Task statement: Go over the entries and report the lines where the word "CATIA" occurs.

--- Material supplied ---

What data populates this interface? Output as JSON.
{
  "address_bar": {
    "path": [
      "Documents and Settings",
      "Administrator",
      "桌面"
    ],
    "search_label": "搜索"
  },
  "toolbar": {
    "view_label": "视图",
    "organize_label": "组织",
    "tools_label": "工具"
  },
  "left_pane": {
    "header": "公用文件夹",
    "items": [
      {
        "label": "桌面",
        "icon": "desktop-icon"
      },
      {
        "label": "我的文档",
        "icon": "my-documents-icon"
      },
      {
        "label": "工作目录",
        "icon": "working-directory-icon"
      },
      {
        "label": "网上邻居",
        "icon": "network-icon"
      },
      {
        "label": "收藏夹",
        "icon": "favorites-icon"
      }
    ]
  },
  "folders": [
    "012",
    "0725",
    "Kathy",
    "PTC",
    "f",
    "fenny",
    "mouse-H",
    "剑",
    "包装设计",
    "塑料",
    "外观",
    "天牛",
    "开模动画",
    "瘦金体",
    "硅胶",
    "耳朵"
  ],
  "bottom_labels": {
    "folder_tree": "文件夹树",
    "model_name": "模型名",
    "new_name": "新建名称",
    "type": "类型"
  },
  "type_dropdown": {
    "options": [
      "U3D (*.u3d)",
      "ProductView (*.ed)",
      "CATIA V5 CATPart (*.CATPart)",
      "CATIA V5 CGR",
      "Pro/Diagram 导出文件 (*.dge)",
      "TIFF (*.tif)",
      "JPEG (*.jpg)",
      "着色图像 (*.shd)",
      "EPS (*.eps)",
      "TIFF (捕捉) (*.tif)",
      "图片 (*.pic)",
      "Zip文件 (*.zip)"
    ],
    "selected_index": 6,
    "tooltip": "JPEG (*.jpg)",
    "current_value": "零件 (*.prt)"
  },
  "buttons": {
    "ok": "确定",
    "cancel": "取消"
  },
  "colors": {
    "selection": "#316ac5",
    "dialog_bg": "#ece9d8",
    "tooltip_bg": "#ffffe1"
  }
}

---

Reply:
      "CATIA V5 CATPart (*.CATPart)",
      "CATIA V5 CGR",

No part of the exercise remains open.